[Problem description] Repeat the entries exactly as they are written.

[Records shown]
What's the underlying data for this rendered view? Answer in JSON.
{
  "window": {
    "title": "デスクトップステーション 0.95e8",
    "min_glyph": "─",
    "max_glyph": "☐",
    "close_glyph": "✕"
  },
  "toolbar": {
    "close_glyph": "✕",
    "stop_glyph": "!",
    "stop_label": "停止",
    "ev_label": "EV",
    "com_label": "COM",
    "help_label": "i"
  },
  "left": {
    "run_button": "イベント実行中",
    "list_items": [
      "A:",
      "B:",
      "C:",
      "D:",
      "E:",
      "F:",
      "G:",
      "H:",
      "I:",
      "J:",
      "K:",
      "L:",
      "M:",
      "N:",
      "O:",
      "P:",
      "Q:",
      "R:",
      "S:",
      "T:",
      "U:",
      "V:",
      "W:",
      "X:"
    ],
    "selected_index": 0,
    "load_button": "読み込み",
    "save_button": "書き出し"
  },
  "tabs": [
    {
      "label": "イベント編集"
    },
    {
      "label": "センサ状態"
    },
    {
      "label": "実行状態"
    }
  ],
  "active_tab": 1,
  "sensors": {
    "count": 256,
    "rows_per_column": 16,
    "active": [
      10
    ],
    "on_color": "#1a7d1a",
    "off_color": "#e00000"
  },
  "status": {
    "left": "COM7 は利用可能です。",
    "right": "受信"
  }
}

[Solved problem]
What's the underlying data for this rendered view? Answer in JSON.
{
  "window": {
    "title": "デスクトップステーション 0.95e8",
    "min_glyph": "─",
    "max_glyph": "☐",
    "close_glyph": "✕"
  },
  "toolbar": {
    "close_glyph": "✕",
    "stop_glyph": "!",
    "stop_label": "停止",
    "ev_label": "EV",
    "com_label": "COM",
    "help_label": "i"
  },
  "left": {
    "run_button": "イベント実行中",
    "list_items": [
      "A:",
      "B:",
      "C:",
      "D:",
      "E:",
      "F:",
      "G:",
      "H:",
      "I:",
      "J:",
      "K:",
      "L:",
      "M:",
      "N:",
      "O:",
      "P:",
      "Q:",
      "R:",
      "S:",
      "T:",
      "U:",
      "V:",
      "W:",
      "X:"
    ],
    "selected_index": 0,
    "load_button": "読み込み",
    "save_button": "書き出し"
  },
  "tabs": [
    {
      "label": "イベント編集"
    },
    {
      "label": "センサ状態"
    },
    {
      "label": "実行状態"
    }
  ],
  "active_tab": 1,
  "sensors": {
    "count": 256,
    "rows_per_column": 16,
    "active": [
      10
    ],
    "on_color": "#1a7d1a",
    "off_color": "#e00000"
  },
  "status": {
    "left": "COM7 は利用可能です。",
    "right": "受信"
  }
}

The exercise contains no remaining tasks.